Time for a post with a single image again, not going to write too much. Take a look at the night sky in Hvalfjörður, Iceland. Dramatic mountains, mysterious mists, the night skies and the cold breeze. This is Iceland in its purest form.
In this blog post I will share 4 images, of 4 amazing locations in Iceland. Some well known and "touristy" others a little more undiscovered.
A small detour from the Rte 32, a steep climb up the rocky cliffs — and you’re rewarded with fabulous views over the wide aquamarine Þjorsá river. In the distance is the low mound of Hekla volcano.The overlook point, with narrow trails on two rocky hills, perhaps 300 feet tall, is named for Gaukur, a 10th century resident of nearby Stong, a viking longhouse. The stories say he was murdered by his foster brother. Bones and weapons were found at the base of the cliffs, which everyone assumed must belong to the combatants.

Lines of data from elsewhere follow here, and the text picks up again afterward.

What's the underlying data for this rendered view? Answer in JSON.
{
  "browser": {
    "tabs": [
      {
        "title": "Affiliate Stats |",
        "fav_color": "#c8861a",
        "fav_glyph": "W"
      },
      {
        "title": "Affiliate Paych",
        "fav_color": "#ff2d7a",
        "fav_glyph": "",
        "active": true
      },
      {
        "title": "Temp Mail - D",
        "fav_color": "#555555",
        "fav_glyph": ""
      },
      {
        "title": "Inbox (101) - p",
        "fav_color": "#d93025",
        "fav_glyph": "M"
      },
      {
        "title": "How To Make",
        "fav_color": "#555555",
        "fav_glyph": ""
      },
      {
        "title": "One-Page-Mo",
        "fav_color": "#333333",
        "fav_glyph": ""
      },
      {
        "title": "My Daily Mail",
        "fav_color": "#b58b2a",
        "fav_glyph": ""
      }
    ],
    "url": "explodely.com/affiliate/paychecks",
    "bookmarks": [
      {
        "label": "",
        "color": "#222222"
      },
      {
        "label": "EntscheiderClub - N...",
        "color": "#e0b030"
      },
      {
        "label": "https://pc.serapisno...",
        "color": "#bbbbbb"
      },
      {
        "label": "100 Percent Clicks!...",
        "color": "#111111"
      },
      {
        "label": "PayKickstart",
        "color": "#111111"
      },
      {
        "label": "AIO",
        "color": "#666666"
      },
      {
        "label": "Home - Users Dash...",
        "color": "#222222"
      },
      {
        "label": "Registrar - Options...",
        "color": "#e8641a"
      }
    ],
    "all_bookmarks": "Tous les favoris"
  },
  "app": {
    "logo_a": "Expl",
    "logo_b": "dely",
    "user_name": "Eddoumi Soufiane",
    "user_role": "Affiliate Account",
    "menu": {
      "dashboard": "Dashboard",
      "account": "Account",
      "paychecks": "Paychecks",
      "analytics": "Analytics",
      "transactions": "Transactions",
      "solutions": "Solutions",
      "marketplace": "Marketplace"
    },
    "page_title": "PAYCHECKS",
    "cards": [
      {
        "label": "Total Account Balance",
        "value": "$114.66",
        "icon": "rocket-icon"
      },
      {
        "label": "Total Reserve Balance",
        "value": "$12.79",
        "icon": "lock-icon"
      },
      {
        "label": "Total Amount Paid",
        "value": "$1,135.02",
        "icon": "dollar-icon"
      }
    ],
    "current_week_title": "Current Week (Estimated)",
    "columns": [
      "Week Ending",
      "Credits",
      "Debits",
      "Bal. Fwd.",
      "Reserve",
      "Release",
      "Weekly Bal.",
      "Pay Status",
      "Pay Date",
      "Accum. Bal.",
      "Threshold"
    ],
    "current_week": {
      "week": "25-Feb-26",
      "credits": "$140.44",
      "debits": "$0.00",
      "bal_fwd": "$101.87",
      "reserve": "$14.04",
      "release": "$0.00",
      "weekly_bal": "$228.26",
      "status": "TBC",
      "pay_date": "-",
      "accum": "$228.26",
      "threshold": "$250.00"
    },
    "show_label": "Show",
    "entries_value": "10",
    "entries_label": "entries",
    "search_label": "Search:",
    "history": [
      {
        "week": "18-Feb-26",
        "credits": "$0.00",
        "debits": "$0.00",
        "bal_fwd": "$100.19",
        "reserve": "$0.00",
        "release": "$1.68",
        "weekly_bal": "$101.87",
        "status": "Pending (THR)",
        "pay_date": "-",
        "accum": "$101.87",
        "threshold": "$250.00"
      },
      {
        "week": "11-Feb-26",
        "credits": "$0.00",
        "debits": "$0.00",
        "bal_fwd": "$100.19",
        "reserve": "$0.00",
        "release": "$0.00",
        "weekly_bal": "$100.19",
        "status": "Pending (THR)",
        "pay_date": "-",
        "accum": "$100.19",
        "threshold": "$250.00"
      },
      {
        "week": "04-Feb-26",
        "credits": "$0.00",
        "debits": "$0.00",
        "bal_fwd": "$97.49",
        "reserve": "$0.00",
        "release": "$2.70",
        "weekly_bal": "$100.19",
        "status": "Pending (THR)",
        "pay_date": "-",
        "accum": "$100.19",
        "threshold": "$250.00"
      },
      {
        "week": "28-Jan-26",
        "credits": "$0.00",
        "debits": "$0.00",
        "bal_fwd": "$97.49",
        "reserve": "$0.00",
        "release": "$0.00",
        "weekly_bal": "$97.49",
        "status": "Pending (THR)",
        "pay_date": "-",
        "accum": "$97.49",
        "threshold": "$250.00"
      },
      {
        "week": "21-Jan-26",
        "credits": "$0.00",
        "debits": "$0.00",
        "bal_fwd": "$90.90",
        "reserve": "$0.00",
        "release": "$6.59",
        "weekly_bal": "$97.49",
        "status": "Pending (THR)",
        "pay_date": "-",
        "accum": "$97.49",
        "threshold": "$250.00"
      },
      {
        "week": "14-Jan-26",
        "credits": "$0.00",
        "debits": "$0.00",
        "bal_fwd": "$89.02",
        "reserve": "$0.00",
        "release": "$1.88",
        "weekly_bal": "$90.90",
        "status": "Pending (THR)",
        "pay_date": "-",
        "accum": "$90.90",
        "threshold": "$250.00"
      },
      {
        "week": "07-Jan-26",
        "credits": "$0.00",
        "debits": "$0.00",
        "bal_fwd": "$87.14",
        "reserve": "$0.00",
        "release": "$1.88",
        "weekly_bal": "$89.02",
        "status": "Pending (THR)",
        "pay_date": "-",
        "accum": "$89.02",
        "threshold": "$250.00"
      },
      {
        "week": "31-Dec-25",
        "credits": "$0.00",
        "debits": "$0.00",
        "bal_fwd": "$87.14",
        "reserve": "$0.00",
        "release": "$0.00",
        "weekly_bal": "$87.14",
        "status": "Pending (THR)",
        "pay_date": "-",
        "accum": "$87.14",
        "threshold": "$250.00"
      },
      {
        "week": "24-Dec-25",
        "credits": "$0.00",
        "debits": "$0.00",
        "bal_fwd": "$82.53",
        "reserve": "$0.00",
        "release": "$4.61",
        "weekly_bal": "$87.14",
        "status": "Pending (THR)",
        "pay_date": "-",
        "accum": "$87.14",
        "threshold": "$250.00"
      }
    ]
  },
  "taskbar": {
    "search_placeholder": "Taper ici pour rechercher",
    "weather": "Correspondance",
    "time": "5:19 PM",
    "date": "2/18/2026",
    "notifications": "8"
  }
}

Iceland has several volcanic beaches along its coastlines, but Reynisfjara Black Sand Beach is by far the coolest and most famous on the island. It is easily accessible from the main road running through Vík í Mýrdal and taking a walk on the black sand beach is a must. Together With basalt columns, unique lava formations, towering cliffs, and caves the area is a nature lovers delight.

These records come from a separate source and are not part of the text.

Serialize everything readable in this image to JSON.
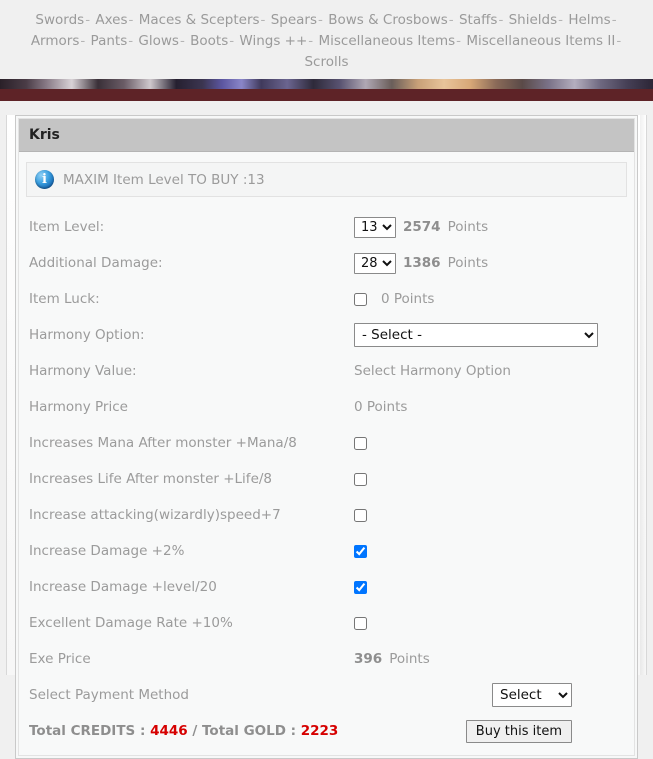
{
  "nav": {
    "line1": [
      "Swords",
      "Axes",
      "Maces & Scepters",
      "Spears",
      "Bows & Crosbows",
      "Staffs",
      "Shields",
      "Helms",
      "Armors",
      "Pants"
    ],
    "line2": [
      "Glows",
      "Boots",
      "Wings ++",
      "Miscellaneous Items",
      "Miscellaneous Items II",
      "Scrolls"
    ],
    "separator": "-"
  },
  "panel": {
    "title": "Kris",
    "notice": {
      "icon": "info-icon",
      "text": "MAXIM Item Level TO BUY :13"
    }
  },
  "form": {
    "item_level": {
      "label": "Item Level:",
      "value": "13",
      "points": "2574",
      "points_unit": "Points"
    },
    "additional_damage": {
      "label": "Additional Damage:",
      "value": "28",
      "points": "1386",
      "points_unit": "Points"
    },
    "item_luck": {
      "label": "Item Luck:",
      "checked": false,
      "points": "0 Points"
    },
    "harmony_option": {
      "label": "Harmony Option:",
      "value": "- Select -"
    },
    "harmony_value": {
      "label": "Harmony Value:",
      "value": "Select Harmony Option"
    },
    "harmony_price": {
      "label": "Harmony Price",
      "value": "0 Points"
    },
    "options": [
      {
        "label": "Increases Mana After monster +Mana/8",
        "checked": false
      },
      {
        "label": "Increases Life After monster +Life/8",
        "checked": false
      },
      {
        "label": "Increase attacking(wizardly)speed+7",
        "checked": false
      },
      {
        "label": "Increase Damage +2%",
        "checked": true
      },
      {
        "label": "Increase Damage +level/20",
        "checked": true
      },
      {
        "label": "Excellent Damage Rate +10%",
        "checked": false
      }
    ],
    "exe_price": {
      "label": "Exe Price",
      "points": "396",
      "points_unit": "Points"
    },
    "payment": {
      "label": "Select Payment Method",
      "value": "Select"
    },
    "totals": {
      "credits_label": "Total CREDITS : ",
      "credits_value": "4446",
      "middle": " / ",
      "gold_label": "Total GOLD : ",
      "gold_value": "2223"
    },
    "buy_button": "Buy this item"
  },
  "colors": {
    "accent_red": "#d60000",
    "banner_bar": "#5e2327",
    "panel_header": "#c4c4c4",
    "muted_text": "#9b9b9b"
  }
}
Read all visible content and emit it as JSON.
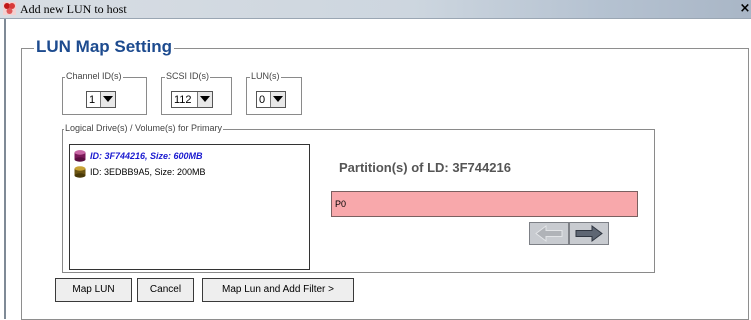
{
  "window": {
    "title": "Add new LUN to host",
    "close_glyph": "×"
  },
  "lun_map": {
    "title": "LUN Map Setting",
    "channel": {
      "label": "Channel ID(s)",
      "value": "1"
    },
    "scsi": {
      "label": "SCSI ID(s)",
      "value": "112"
    },
    "lun": {
      "label": "LUN(s)",
      "value": "0"
    }
  },
  "logical_drives": {
    "label": "Logical Drive(s) / Volume(s) for Primary",
    "items": [
      {
        "text": "ID: 3F744216, Size: 600MB",
        "selected": true,
        "icon": "disk-icon-purple"
      },
      {
        "text": "ID: 3EDBB9A5, Size: 200MB",
        "selected": false,
        "icon": "disk-icon-gold"
      }
    ]
  },
  "partitions": {
    "title": "Partition(s) of LD: 3F744216",
    "bar_label": "P0",
    "bar_color": "#f8a8ab"
  },
  "buttons": {
    "map_lun": "Map LUN",
    "cancel": "Cancel",
    "map_filter": "Map Lun and Add Filter >"
  }
}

Laxa i Kjos
The Laxa i Kjos is the centrepiece of one of the most stunning glacially forged valleys in Southern Iceland. A narrow upper canyon splays into a gentle, peaceful, arable valley before cascading down the final falls and pools into the sea. This exceptional river and its beautiful tributary can be reached within an hour’s drive from Reykjavik.
Strandarkirkja is a Lutheran (Church of Iceland) parish church in Selvogur, on the southern coast of Iceland. The church, rising from the coast and pointing its tower towards the heavens, has been a beacon for those travelling at sea. It has more supporters all over the world than any other church in Iceland and is often referred to as the 'miracle church' with the locals' longstanding belief that it has profound, divine powers. Many miracles have been attributed to Strandarkirkja and there was a time when it was one of the richest churches in Iceland from the donations of Icelanders coming from all over the country in hopes of having their prayers and wishes realized.

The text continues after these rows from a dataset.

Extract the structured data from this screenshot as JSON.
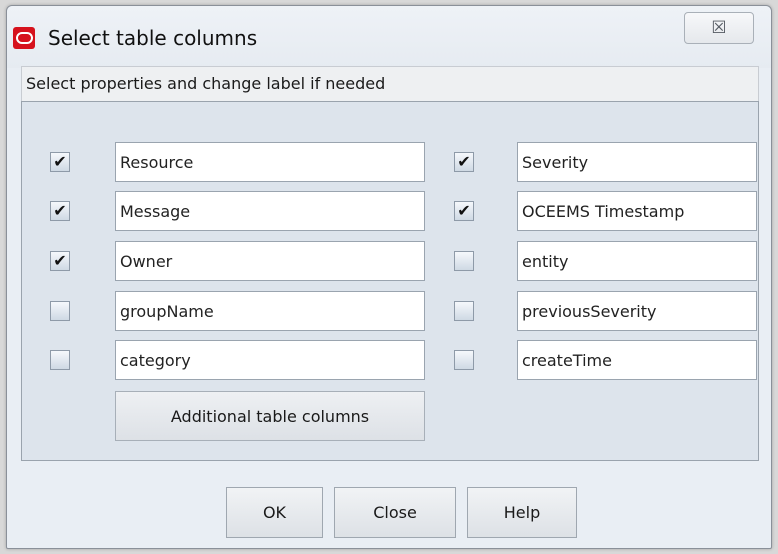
{
  "dialog": {
    "title": "Select table columns",
    "close_symbol": "☒",
    "instructions": "Select properties and change label if needed",
    "check_mark": "✔"
  },
  "columns": {
    "left": [
      {
        "checked": true,
        "label": "Resource"
      },
      {
        "checked": true,
        "label": "Message"
      },
      {
        "checked": true,
        "label": "Owner"
      },
      {
        "checked": false,
        "label": "groupName"
      },
      {
        "checked": false,
        "label": "category"
      }
    ],
    "right": [
      {
        "checked": true,
        "label": "Severity"
      },
      {
        "checked": true,
        "label": "OCEEMS Timestamp"
      },
      {
        "checked": false,
        "label": "entity"
      },
      {
        "checked": false,
        "label": "previousSeverity"
      },
      {
        "checked": false,
        "label": "createTime"
      }
    ]
  },
  "buttons": {
    "additional": "Additional table columns",
    "ok": "OK",
    "close": "Close",
    "help": "Help"
  },
  "icons": {
    "app": "oracle-logo-icon",
    "close": "close-icon"
  },
  "colors": {
    "app_icon": "#d6121d",
    "panel": "#dde4ec",
    "window": "#e9eef4"
  }
}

Kerið is a volcanic crater lake located in the Grímsnes area in south Iceland, along the Golden Circle. It is one of several crater lakes in the area, known as Iceland's Western Volcanic Zone, which includes the Reykjanes peninsula and the Langjökull Glacier, created as the land moved over a localized hotspot, but it is the one that has the most visually recognizable caldera still intact. The caldera, like the other volcanic rock in the area, is composed of a red (rather than black) volcanic rock. The caldera itself is approximately 55 m (180 ft) deep, 170 m (560 ft) wide, and 270 m (890 ft) across. Kerið’s caldera is one of the three most recognizable volcanic craters because at approximately 3,000 years old, it is only half the age of most of the surrounding volcanic features. The other two are Seyðishólar and Kerhóll.